The important point that comes through here is that if you use AD RMS and message classifications, you have to make sure that you use a naming convention that clearly identifies message classifications and templates to users. The problem here is that we have an AD RMS template called “Top Secret – Eyes Only” and a message classification called “Top Secret: Eyes Only”. The poor users won’t know what to choose without clear direction and some help through the naming convention. Let’s assume that this is a very clever user, so he knows that the “Top Secret: Eyes Only” classification is the one he wants. When you select a classification, Exchange displays the text defined in the classification’s SenderDescription property. The bottom screen in Figure 15-38 shows how the text for the message classification is displayed. Much the same happens when the message is delivered except that the text is taken from the RecipientDescription property (Figure 15-39).

Figure 15-39

Figure 15-39 Recipient text displayed by Outlook Web App for a message classification.

Making message classifications available to Outlook 2007 and Outlook 2010 clients is a multistage process. You have to do the following:

  1. Export the message classifications from Active Directory to an XML file. Exchange provides the Export-OutlookClassification.ps1 script for this purpose. Run the script to output the XML file as follows:

    Export-OutlookClassification.ps1 > c:\Temp\Classifications.XML
  2. The XML file contains information about the message classifications that are currently known to Exchange and establishes the set of classifications that are available to Outlook. It must be regenerated each time you make changes to classifications or add or delete classifications.
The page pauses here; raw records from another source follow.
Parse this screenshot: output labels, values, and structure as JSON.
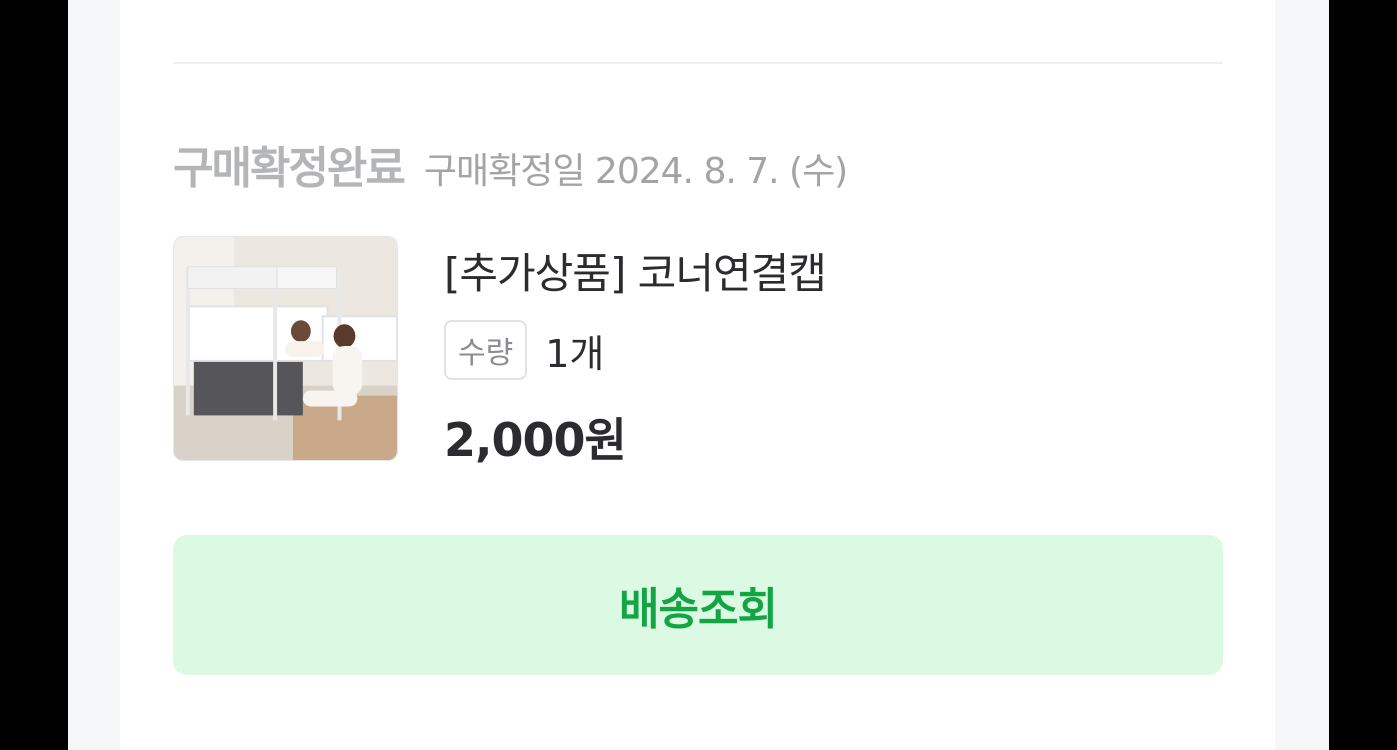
{
  "order": {
    "status_title": "구매확정완료",
    "confirm_date": "구매확정일 2024. 8. 7. (수)"
  },
  "product": {
    "image_icon": "bed-guard-product-photo",
    "name": "[추가상품] 코너연결캡",
    "quantity_label": "수량",
    "quantity_value": "1개",
    "price": "2,000원"
  },
  "actions": {
    "track_delivery_label": "배송조회"
  },
  "colors": {
    "button_bg": "#dcf9e3",
    "button_text": "#13a544",
    "status_text": "#b4b5b8"
  }
}
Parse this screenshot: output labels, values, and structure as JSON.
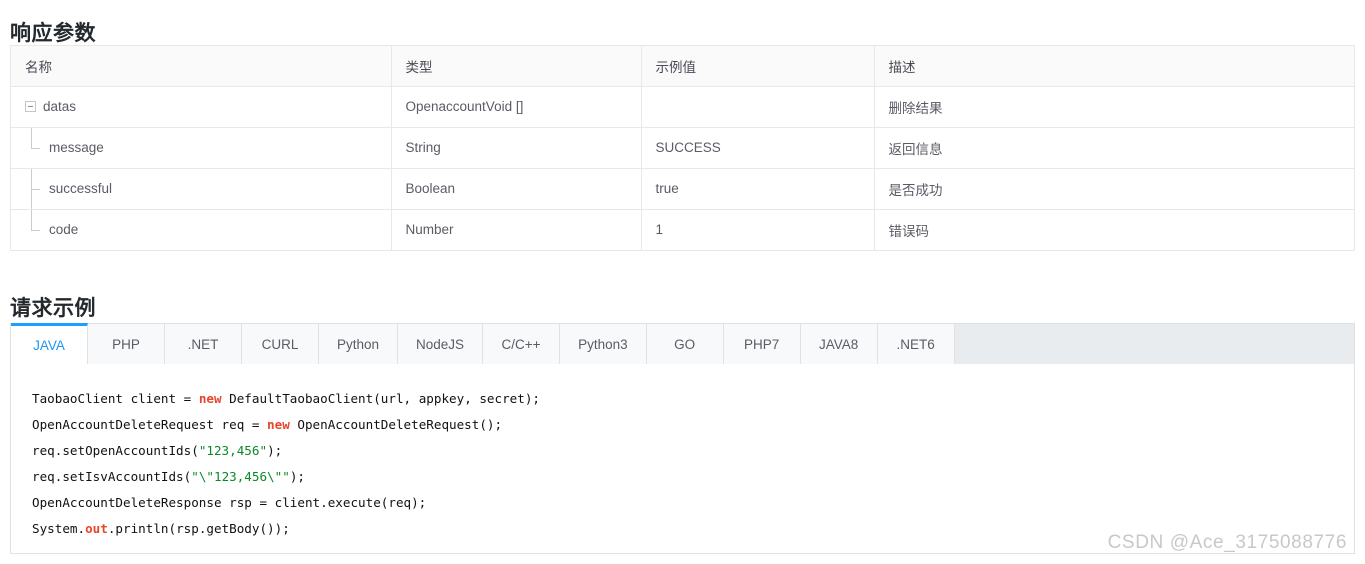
{
  "response_section": {
    "title": "响应参数",
    "columns": [
      "名称",
      "类型",
      "示例值",
      "描述"
    ],
    "rows": [
      {
        "name": "datas",
        "type": "OpenaccountVoid []",
        "example": "",
        "desc": "删除结果",
        "level": 0,
        "expander": "minus"
      },
      {
        "name": "message",
        "type": "String",
        "example": "SUCCESS",
        "desc": "返回信息",
        "level": 1,
        "expander": "none"
      },
      {
        "name": "successful",
        "type": "Boolean",
        "example": "true",
        "desc": "是否成功",
        "level": 1,
        "expander": "none"
      },
      {
        "name": "code",
        "type": "Number",
        "example": "1",
        "desc": "错误码",
        "level": 1,
        "expander": "none"
      }
    ]
  },
  "request_section": {
    "title": "请求示例",
    "tabs": [
      {
        "label": "JAVA",
        "active": true
      },
      {
        "label": "PHP",
        "active": false
      },
      {
        "label": ".NET",
        "active": false
      },
      {
        "label": "CURL",
        "active": false
      },
      {
        "label": "Python",
        "active": false
      },
      {
        "label": "NodeJS",
        "active": false
      },
      {
        "label": "C/C++",
        "active": false
      },
      {
        "label": "Python3",
        "active": false
      },
      {
        "label": "GO",
        "active": false
      },
      {
        "label": "PHP7",
        "active": false
      },
      {
        "label": "JAVA8",
        "active": false
      },
      {
        "label": ".NET6",
        "active": false
      }
    ],
    "code_lines": [
      [
        {
          "t": "TaobaoClient client = ",
          "c": "plain"
        },
        {
          "t": "new",
          "c": "kw"
        },
        {
          "t": " DefaultTaobaoClient(url, appkey, secret);",
          "c": "plain"
        }
      ],
      [
        {
          "t": "OpenAccountDeleteRequest req = ",
          "c": "plain"
        },
        {
          "t": "new",
          "c": "kw"
        },
        {
          "t": " OpenAccountDeleteRequest();",
          "c": "plain"
        }
      ],
      [
        {
          "t": "req.setOpenAccountIds(",
          "c": "plain"
        },
        {
          "t": "\"123,456\"",
          "c": "str"
        },
        {
          "t": ");",
          "c": "plain"
        }
      ],
      [
        {
          "t": "req.setIsvAccountIds(",
          "c": "plain"
        },
        {
          "t": "\"\\\"123,456\\\"\"",
          "c": "str"
        },
        {
          "t": ");",
          "c": "plain"
        }
      ],
      [
        {
          "t": "OpenAccountDeleteResponse rsp = client.execute(req);",
          "c": "plain"
        }
      ],
      [
        {
          "t": "System.",
          "c": "plain"
        },
        {
          "t": "out",
          "c": "kw"
        },
        {
          "t": ".println(rsp.getBody());",
          "c": "plain"
        }
      ]
    ]
  },
  "watermark": {
    "text": "CSDN @Ace_3175088776"
  },
  "colors": {
    "accent": "#1e9fff",
    "active_tab_text": "#2196f3",
    "keyword": "#e8452c",
    "string": "#0a8a26",
    "table_border": "#e8e8e8",
    "header_bg": "#fafafa",
    "tabbar_bg": "#e9ecef"
  }
}
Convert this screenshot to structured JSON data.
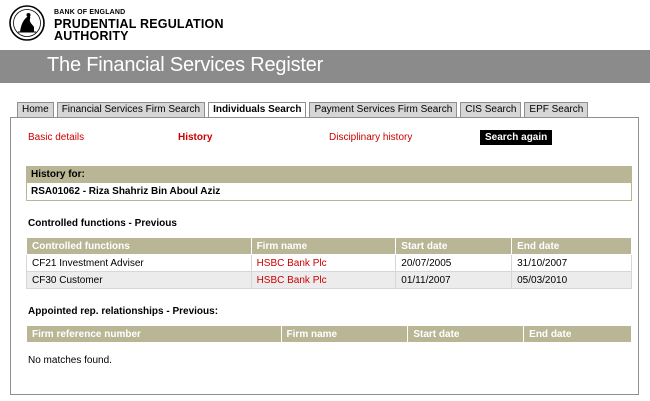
{
  "header": {
    "org_small": "BANK OF ENGLAND",
    "org_line1": "PRUDENTIAL REGULATION",
    "org_line2": "AUTHORITY",
    "title": "The Financial Services Register"
  },
  "tabs": [
    {
      "label": "Home",
      "active": false
    },
    {
      "label": "Financial Services Firm Search",
      "active": false
    },
    {
      "label": "Individuals Search",
      "active": true
    },
    {
      "label": "Payment Services Firm Search",
      "active": false
    },
    {
      "label": "CIS Search",
      "active": false
    },
    {
      "label": "EPF Search",
      "active": false
    }
  ],
  "subnav": {
    "basic": "Basic details",
    "history": "History",
    "disciplinary": "Disciplinary history",
    "search_again": "Search again"
  },
  "history": {
    "label": "History for:",
    "value": "RSA01062 - Riza Shahriz Bin Aboul Aziz"
  },
  "controlled": {
    "title": "Controlled functions - Previous",
    "headers": [
      "Controlled functions",
      "Firm name",
      "Start date",
      "End date"
    ],
    "rows": [
      [
        "CF21 Investment Adviser",
        "HSBC Bank Plc",
        "20/07/2005",
        "31/10/2007"
      ],
      [
        "CF30 Customer",
        "HSBC Bank Plc",
        "01/11/2007",
        "05/03/2010"
      ]
    ]
  },
  "appointed": {
    "title": "Appointed rep. relationships - Previous:",
    "headers": [
      "Firm reference number",
      "Firm name",
      "Start date",
      "End date"
    ],
    "empty": "No matches found."
  },
  "colors": {
    "accent_red": "#cc0000",
    "table_header": "#b8b695",
    "title_bar": "#8b8b8b"
  }
}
The XML content for a classification looks like this:

    <Name>Top Secret: Eyes Only</Name>
    <Description>This message contains Top Secret information that must not be
    shared outside the company</Description>
    <AutoClassifyReplies />
  3. Each Outlook client must be separately enabled to use message classifications. This is done by updating the system registry to instruct Outlook to enable classifications and where to find the XML file that describes the available classifications. A suitable registry update file for Outlook 2010 is shown here. Change “14.0” to “12.0” in the first line to create an update file for Outlook 2007 clients. The three values instruct Outlook where to find the XML file, enable message classifications, and assert that the classifications placed on messages are trusted by the Exchange organization. Exchange 2003 supports a different form of message classification so you should set this registry value to 0 (zero) for users who still have their mailboxes on an Exchange 2003 server.

  4. The next time Outlook starts it discovers that classifications are enabled and attempts to read in the XML file. If the XML file is unavailable for some reason (for example, the server that hosts the share is offline or Outlook is working offline and can’t contact the server), Outlook won’t be able to add classifications to messages. If you want classifications to be available all the time, you can either distribute the XML file to every PC so that it is available locally or you can put it in a network share and use the Windows offline files feature to synchronize the file so that it is in the local files cache and therefore available even when offline.

All of the steps just described are reasonably straightforward to accomplish on a single computer. Things get messy when you have to ensure that every computer in a large organization has access to the XML file and receives updates after they are made available in a reasonably guaranteed manner. Once this is done, probably through a mixture of group policies and offline file synchronization, you are ready to use message classifications with Outlook clients.

See Chapter 16, “Rules and Journals”, for an example of how to use the Top Secret message classification in a transport rule that stops messages marked with this classification from going outside the organization.